Some printers will avoid the question of accreditation by talking about the paper accreditation, while this is obviously important it does not address the full printing process, you could have the highest environmentally accredited paper available but if the printer is not, then you are essentially only looking at half the picture.

The choice seems obvious when it comes to selecting the stock (paper), recycled right? Well yes and no, the question becomes a little more complex when you ask how much recycled content? How do I know it is recycled and where did it come from? How much carbon is used in producing the stock?

Every year, over 15 million hectares of the Earth’s forests are destroyed. In Australia, since European settlement, over 90% of our old growth forests have been cleared.

Logging in native forests has global impacts. It reduces biodiversity, threatens the survival of our native plants and animals, and releases vast amounts of carbon into the atmosphere, making climate change worse. Woodchipping destroys old growth forests and degrades water catchments, polluting our rivers and reducing water supplies.

Make sure the paper is certified as either FSC® or PEFC, this will help ensure the pulp is from sustainable forestry practices,  secondly make sure it is chlorine free and lastly look for a paper that is produced carbon neutral.

The gold standard is 100% recycled post consumer waste paper that is FSC® certified and produced carbon neutral.

If you have a limited budget or have a glossier aesthetic do not discount stock that is not recycled, in fact the carbon usage, on average, to process recycled stock is more intensive than producing the stock from virgin pulp, so fibre sourced from pulp suppliers who use sustainable forestry techniques can also be a great choice and have less of a carbon footprint than certain recycled stocks. Once again insist on FSC® or PEFC.

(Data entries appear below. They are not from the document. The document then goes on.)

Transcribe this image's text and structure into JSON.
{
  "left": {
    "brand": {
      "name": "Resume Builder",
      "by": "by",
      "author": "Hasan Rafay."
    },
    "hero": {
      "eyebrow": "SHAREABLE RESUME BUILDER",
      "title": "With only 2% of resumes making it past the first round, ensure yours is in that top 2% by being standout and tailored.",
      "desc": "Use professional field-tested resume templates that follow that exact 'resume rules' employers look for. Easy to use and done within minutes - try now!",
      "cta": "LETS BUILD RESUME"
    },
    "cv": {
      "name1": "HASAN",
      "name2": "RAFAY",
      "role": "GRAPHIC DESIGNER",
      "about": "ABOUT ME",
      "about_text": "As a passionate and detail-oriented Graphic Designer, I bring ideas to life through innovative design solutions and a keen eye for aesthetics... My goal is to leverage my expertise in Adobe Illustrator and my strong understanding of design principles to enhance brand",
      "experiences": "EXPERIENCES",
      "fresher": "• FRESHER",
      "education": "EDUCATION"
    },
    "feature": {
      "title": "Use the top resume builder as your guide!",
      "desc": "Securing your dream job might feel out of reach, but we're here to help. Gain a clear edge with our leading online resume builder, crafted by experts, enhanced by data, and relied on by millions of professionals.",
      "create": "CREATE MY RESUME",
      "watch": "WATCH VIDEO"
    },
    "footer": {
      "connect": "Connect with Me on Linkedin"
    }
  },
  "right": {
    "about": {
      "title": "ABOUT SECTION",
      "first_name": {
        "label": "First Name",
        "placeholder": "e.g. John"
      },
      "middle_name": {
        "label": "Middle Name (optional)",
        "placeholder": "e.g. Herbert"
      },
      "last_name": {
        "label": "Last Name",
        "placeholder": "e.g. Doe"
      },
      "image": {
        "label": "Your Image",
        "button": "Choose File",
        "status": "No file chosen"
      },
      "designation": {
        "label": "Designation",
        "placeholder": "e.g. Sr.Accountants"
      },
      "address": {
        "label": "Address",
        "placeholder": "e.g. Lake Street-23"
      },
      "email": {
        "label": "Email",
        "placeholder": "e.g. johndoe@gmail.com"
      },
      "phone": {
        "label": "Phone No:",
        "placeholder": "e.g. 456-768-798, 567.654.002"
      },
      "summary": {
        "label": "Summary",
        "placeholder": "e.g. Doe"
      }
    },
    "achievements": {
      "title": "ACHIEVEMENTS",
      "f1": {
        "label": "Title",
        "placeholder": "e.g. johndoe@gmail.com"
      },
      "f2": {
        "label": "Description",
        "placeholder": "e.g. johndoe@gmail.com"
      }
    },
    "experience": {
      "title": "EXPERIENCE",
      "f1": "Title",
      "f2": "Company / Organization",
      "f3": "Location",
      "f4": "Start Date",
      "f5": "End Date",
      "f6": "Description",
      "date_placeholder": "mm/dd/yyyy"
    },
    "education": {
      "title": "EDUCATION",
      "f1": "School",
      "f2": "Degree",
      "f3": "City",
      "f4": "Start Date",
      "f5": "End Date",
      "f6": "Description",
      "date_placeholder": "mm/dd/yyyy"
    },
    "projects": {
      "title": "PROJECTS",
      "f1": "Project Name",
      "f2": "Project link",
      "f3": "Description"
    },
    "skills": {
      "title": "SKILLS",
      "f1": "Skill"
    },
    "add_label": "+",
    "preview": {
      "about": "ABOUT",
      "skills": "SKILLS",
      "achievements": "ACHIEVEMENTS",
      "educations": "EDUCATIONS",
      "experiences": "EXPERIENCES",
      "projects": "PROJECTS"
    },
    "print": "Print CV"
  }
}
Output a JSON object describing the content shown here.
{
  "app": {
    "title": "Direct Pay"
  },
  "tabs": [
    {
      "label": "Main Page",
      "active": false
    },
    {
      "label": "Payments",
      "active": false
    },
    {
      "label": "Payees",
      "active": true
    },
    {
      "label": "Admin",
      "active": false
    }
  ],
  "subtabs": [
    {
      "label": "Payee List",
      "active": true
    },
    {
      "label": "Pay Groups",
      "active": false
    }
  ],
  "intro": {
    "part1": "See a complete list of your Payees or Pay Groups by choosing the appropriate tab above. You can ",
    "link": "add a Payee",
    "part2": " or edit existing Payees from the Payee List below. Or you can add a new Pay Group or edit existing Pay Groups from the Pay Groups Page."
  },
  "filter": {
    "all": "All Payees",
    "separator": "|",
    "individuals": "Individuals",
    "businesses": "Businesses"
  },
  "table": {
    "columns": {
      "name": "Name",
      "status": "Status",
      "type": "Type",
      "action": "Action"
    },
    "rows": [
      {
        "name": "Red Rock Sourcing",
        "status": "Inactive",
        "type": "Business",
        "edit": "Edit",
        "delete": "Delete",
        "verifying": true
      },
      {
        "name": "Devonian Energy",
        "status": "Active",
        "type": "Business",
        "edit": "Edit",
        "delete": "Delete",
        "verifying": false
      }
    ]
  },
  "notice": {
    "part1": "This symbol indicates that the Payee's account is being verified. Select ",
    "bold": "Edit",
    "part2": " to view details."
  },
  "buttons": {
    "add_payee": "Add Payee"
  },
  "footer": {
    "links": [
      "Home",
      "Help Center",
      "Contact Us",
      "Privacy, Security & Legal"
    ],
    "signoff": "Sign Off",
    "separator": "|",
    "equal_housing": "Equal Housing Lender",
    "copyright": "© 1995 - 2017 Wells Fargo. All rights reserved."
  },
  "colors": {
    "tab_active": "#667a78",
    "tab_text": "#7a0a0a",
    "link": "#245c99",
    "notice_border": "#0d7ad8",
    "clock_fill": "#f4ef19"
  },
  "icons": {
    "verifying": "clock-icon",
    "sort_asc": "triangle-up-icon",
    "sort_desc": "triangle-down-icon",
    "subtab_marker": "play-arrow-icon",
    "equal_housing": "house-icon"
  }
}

Choosing the most environmentally focussed stock is down to the questions you ask, and the first and most important question to consider is the concept of the ‘cradle to grave’ carbon life of the paper.

For every tree cut down, a new one can be planted and later cut down and replaced by a new tree—a cycle that can theoretically happen forever.

Paper is known to sequester significant amounts of carbon dioxide, since it is derived from plants, which sequester carbon dioxide by photosynthesis. Paper can, even after manufacture, printing, distribution, and eventual disposal, still carry a significant carbon credit, in some cases equal to 200 kilograms of carbon dioxide per tonne of paper.”

Basically, trees take in water and carbon dioxide, breaking it down in photosynthesis to produce energy and releasing oxygen as a waste product. The trees hold on to this carbon, even after they are cut down and made into paper. So long as the tree and products made from the tree haven’t decomposed or been burned (at which point the carbon joins with two oxygen, becoming carbon dioxide again) the carbon stays trapped inside it, serving as a carbon sink.

‘The paper industry plants more than it harvests and today there are 25% more trees in the developed world than in 1900. Paper is biodegradable, renewable and sustainable. Forestry plantations provide clean air, clean water, wildlife habitat and carbon storage.’

This marketing blurb is from the Paper industry but it is essentially correct, though not quite so simplistic; as we all know, to plant a plantation where there was a bio diverse forest is not necessarily a good thing, so we need to make sure we do not obsess about the carbon over all other considerations, however it is generally a good yard stick.

So if you want to print that poster, magazine or catalogue and not have visions of choking on a cloud of carbon from the destruction you have caused the responsibility is yours to ask your printer all the questions you can, remember the more environmentally aware you are the more environmentally focused your printer and paper mill will become.